From there he went to the University of Birmingham and the United Birmingham Hospitals, where he became a lecturer in medicine. It was a move that paved the way for his career in Rhodesia. By this time he had built up an expertise in cardiopulmonary physiology, gained a doctorate from Birmingham and become a visiting associate in medicine in the cardiopulmonary laboratory of New York’s Columbia University.
In 1962 he was appointed foundation professor of medicine and head of the department of medicine at the University College of Rhodesia, now Zimbabwe. At the same time he was an honorary professor of medicine at Birmingham University, which sponsored the new Rhodesian medical faculty and awarded its degrees. Davidson planned the curriculum, facilities and staffing and became its first dean of faculty in 1967.
He also continued to practise medicine, as a consultant physician to the Rhodesian Ministry of Health, in both African and non-African hospitals, and developed clinical and tropical research work.
He returned to Scotland in 1969 as senior visiting research fellow in Glasgow University’s bacteriology and immunology department before being appointed consultant physician to the University Hospital of Wales and various other Welsh teaching hospitals.

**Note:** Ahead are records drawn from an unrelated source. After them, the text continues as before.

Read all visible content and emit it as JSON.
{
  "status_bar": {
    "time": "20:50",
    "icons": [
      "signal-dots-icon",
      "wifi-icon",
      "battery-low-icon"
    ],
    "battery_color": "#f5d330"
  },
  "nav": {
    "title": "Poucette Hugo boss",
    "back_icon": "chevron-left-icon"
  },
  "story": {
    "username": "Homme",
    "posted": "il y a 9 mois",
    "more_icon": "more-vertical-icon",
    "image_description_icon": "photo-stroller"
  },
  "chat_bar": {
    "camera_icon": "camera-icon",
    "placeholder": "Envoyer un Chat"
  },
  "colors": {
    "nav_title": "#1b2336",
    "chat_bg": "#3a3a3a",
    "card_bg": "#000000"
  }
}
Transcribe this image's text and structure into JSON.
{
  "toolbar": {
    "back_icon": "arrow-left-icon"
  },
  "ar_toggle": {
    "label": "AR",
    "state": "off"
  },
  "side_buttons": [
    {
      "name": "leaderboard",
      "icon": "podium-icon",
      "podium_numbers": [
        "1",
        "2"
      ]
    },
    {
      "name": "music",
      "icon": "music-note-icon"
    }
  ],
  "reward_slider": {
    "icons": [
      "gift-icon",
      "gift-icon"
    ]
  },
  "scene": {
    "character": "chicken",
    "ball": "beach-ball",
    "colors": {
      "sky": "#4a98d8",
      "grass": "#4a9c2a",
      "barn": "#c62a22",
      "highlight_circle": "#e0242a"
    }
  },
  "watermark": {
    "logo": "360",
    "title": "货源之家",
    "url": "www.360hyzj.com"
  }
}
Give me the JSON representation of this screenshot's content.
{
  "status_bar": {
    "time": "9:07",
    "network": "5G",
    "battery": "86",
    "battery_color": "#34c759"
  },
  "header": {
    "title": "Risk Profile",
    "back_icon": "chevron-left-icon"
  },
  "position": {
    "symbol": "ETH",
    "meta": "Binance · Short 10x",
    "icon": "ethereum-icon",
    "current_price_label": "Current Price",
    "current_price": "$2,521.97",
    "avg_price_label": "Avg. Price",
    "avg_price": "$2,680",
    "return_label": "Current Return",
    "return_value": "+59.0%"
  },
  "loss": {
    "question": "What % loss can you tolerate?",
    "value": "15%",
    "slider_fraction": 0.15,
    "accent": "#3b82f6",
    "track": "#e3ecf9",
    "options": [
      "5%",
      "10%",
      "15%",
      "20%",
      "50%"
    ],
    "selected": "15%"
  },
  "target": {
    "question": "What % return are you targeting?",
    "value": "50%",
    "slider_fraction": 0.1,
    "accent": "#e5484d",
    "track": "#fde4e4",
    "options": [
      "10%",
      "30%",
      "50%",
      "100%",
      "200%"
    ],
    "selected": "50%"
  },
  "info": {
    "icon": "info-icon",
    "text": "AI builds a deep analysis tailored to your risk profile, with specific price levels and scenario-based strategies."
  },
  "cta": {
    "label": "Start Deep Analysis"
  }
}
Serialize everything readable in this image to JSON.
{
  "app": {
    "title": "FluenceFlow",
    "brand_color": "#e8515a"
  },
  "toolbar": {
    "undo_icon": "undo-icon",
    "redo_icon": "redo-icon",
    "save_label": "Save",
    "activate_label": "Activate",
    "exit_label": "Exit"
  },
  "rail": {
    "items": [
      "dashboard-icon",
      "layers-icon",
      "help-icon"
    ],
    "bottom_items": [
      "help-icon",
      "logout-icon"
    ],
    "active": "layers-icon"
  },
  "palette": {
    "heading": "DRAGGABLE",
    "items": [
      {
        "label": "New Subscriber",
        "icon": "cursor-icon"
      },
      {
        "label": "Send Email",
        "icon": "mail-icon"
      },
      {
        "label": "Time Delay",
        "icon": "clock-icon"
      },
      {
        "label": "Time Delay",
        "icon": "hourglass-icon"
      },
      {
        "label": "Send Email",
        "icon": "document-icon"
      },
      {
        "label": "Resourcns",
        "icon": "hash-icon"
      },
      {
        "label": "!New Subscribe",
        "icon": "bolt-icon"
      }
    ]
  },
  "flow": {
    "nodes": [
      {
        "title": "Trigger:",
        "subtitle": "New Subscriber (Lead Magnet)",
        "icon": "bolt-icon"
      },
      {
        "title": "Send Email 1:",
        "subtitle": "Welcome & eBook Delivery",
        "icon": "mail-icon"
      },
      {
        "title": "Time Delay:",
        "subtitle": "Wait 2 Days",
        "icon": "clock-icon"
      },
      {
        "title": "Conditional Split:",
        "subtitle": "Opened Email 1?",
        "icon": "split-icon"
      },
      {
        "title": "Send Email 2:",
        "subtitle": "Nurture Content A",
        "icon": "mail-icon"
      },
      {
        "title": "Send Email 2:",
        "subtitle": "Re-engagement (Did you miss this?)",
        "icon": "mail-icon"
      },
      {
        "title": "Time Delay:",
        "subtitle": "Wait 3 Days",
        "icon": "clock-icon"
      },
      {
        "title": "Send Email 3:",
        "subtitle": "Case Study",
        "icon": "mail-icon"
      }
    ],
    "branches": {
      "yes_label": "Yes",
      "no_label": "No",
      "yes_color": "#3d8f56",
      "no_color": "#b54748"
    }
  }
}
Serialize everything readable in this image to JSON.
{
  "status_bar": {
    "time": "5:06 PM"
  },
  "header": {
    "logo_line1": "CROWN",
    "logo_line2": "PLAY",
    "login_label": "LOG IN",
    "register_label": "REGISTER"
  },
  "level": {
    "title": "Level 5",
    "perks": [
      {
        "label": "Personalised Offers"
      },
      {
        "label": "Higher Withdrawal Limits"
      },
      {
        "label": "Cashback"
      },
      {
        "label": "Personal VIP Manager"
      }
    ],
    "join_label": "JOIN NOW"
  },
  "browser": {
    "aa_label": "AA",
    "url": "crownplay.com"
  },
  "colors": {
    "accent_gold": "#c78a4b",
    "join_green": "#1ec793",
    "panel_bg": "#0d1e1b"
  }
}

He spent seven years in Cardiff, where he also ran a private practice and chaired the city’s British Medical Association division.
Then came a move to the other side of the world, as director of the Commonwealth Institute of Health in Sydney and professor at the University of Sydney, where he taught epidemiology, health services research and evaluation.
He was also a consultant in thoracic and tropical medicine at the city’s Royal North Shore Hospital and was heavily involved with the Australian government’s health department as its senior academic and scientific adviser in health services research and policy.
His research commitments continued throughout his career and, while in Australia, included work as a consultant to the Royal Flying Doctor service and as project director of the Vietnam Veterans Herbicide Exposure study.
It was after returning once more to Scotland, and while a consultant in public health medicine for Greater Glasgow Health Board, that he was invited to administer to the Queen.
Discretion precludes further details being made public but the honour was a mark of his standing in the eyes of others and he was already eminently well-qualified, having been elected a fellow of the Royal Colleges of Physicians in Edinburgh, London, Australia and Glasgow.
During this period his many responsibilities included formulating and delivering the board’s Good Hearted Glasgow cardiovascular disease prevention programme.
His career was punctuated by trips as guest lecturer and to seminars all over the world and his list of publications is extensive. And, though he formally retired in the 1980s, he continued to provide consultancy services until he was in his 70s.
Described by one friend as a colleague of “such vigour and ability”, his exuberance also infused his social life.
He was renowned as a generous host, throwing legendary dinner parties, impromptu drinks evenings and Hogmanay celebrations filled with laughter.
A perfect gentleman and wise academic who was fair, consistent and honest, he was ultimately driven by such strong values that he was everyman to everyman.
Divorced from his first wife, he is survived by Gillian, his wife of 36 years, and his children Jane, Gavin and Claire. ALISON SHAW